How to Program an ESI Phone System

by Chris Waller

The ESI phone system is a series of office telephones that you can connect together to form a communications system for your employees. Each person will have their own workstation that will allow them to answer calls at their own extension, save messages in a voicemail system and make calls to outside lines. Each of these workstations can be programmed by the user to save their frequently used numbers into a speed dial system, allowing them to make calls faster.

Pick up the receiver of your ESI phone. Press the "Program" button on the face of the phone. This will access a menu with many different options. You will hear a voice instructing you on how to access programming. Press the "2" button when prompted to enter the key programming menu.

Press "2" when prompted to save "Station Keys." This option will allow you to save extension numbers within your office to quickly dial another desk or coworker by pressing one button. When asked by the voice, press the button you want to save the extension to. Wait for the tone, then use the number pad to enter in the digits of the extension.

Press "3" on the main programming menu when prompted to save "Speed-Dial Keys" which allows you to program an external number into your phone. When you hear the prompt from the voice on the line, press the programmable button you want to save this number to. Wait for a tone, then press the button you push to access an outside line, followed by the country code, area code (if long distance) and the number. When finished, hang up the receiver to save your progress.

Pick up the receiver at any time to dial one of your programmed numbers. Simply pick an open line on your phone and press the programmed button corresponding to the number you want to dial.

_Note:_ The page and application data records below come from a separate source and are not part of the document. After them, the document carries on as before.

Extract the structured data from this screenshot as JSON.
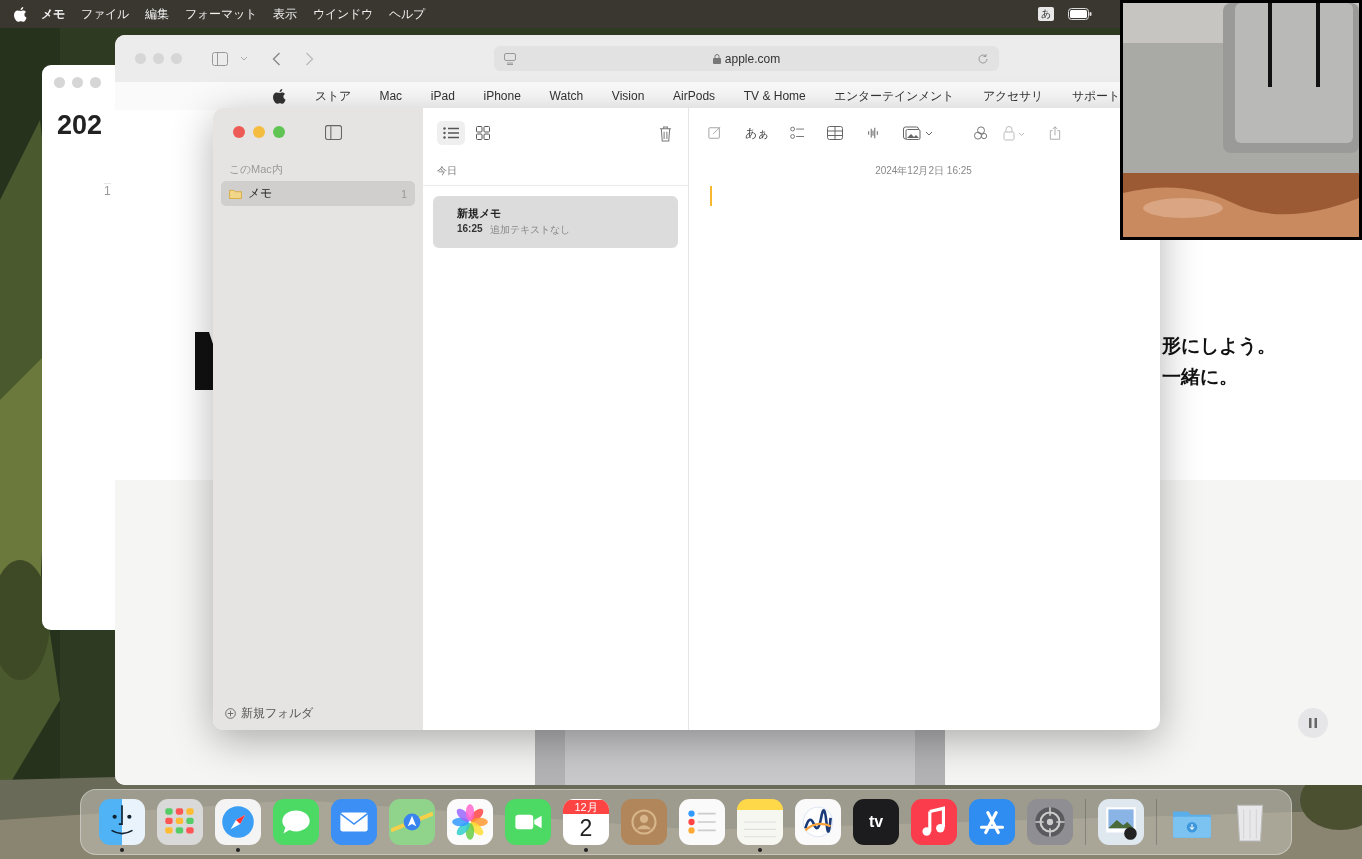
{
  "menu_bar": {
    "items": [
      {
        "label": "メモ",
        "kind": "app"
      },
      {
        "label": "ファイル",
        "kind": "menu"
      },
      {
        "label": "編集",
        "kind": "menu"
      },
      {
        "label": "フォーマット",
        "kind": "menu"
      },
      {
        "label": "表示",
        "kind": "menu"
      },
      {
        "label": "ウインドウ",
        "kind": "menu"
      },
      {
        "label": "ヘルプ",
        "kind": "menu"
      }
    ],
    "input_source": "あ"
  },
  "calendar_window": {
    "year": "202",
    "column_label": "1"
  },
  "safari": {
    "url": "apple.com",
    "nav_links": [
      "ストア",
      "Mac",
      "iPad",
      "iPhone",
      "Watch",
      "Vision",
      "AirPods",
      "TV & Home",
      "エンターテインメント",
      "アクセサリ",
      "サポート"
    ],
    "tagline_lines": [
      "形にしよう。",
      "一緒に。"
    ]
  },
  "notes": {
    "sidebar": {
      "section": "このMac内",
      "folders": [
        {
          "name": "メモ",
          "count": "1",
          "selected": true
        }
      ],
      "new_folder": "新規フォルダ"
    },
    "list": {
      "views": [
        {
          "kind": "list",
          "selected": true
        },
        {
          "kind": "gallery",
          "selected": false
        }
      ],
      "section": "今日",
      "items": [
        {
          "title": "新規メモ",
          "time": "16:25",
          "preview": "追加テキストなし",
          "selected": true
        }
      ]
    },
    "editor": {
      "format_label": "あぁ",
      "date": "2024年12月2日 16:25"
    }
  },
  "dock": {
    "apps": [
      {
        "kind": "finder",
        "running": true
      },
      {
        "kind": "launchpad",
        "running": false
      },
      {
        "kind": "safari",
        "running": true
      },
      {
        "kind": "messages",
        "running": false
      },
      {
        "kind": "mail",
        "running": false
      },
      {
        "kind": "maps",
        "running": false
      },
      {
        "kind": "photos",
        "running": false
      },
      {
        "kind": "facetime",
        "running": false
      },
      {
        "kind": "calendar",
        "running": true,
        "month": "12月",
        "day": "2"
      },
      {
        "kind": "contacts",
        "running": false
      },
      {
        "kind": "reminders",
        "running": false
      },
      {
        "kind": "notes",
        "running": true
      },
      {
        "kind": "freeform",
        "running": false
      },
      {
        "kind": "tv",
        "running": false,
        "label": "tv"
      },
      {
        "kind": "music",
        "running": false
      },
      {
        "kind": "appstore",
        "running": false
      },
      {
        "kind": "settings",
        "running": false
      },
      {
        "kind": "separator"
      },
      {
        "kind": "preview",
        "running": false
      },
      {
        "kind": "separator"
      },
      {
        "kind": "downloads",
        "running": false
      },
      {
        "kind": "trash",
        "running": false
      }
    ]
  }
}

About the Author

Chris Waller began writing in 2004. Chris has written for the "Fulton Sun" and eHow, focusing on technology and sports. Chris has won multiple awards for his writing including a second place award in the Missouri Press Association's Better Newspaper Contest. Chris earned Bachelor of Arts degrees in journalism and English from Truman State University.

Photo Credits

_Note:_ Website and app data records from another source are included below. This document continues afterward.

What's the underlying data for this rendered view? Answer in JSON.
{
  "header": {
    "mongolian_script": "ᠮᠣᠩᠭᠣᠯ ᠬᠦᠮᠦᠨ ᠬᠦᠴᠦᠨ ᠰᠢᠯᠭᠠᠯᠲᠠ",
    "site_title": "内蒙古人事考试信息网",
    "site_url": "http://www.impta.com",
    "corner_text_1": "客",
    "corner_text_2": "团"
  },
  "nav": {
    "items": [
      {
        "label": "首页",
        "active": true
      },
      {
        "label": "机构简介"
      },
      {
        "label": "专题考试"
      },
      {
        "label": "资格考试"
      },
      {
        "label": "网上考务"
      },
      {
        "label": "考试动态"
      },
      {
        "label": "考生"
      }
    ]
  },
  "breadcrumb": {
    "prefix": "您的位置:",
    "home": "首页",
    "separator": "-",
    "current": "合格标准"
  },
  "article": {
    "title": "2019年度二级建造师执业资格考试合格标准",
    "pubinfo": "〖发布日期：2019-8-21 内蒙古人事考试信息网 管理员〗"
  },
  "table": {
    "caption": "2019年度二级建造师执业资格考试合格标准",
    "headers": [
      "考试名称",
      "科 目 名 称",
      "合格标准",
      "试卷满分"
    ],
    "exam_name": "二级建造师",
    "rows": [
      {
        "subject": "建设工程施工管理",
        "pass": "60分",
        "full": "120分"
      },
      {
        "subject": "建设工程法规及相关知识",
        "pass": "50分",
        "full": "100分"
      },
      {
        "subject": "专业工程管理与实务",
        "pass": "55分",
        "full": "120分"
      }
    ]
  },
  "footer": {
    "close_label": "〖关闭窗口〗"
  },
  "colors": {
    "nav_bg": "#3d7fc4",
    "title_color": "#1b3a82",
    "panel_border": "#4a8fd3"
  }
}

  • photo_camera Office phone isolated on the white background image by Elnur from Fotolia.com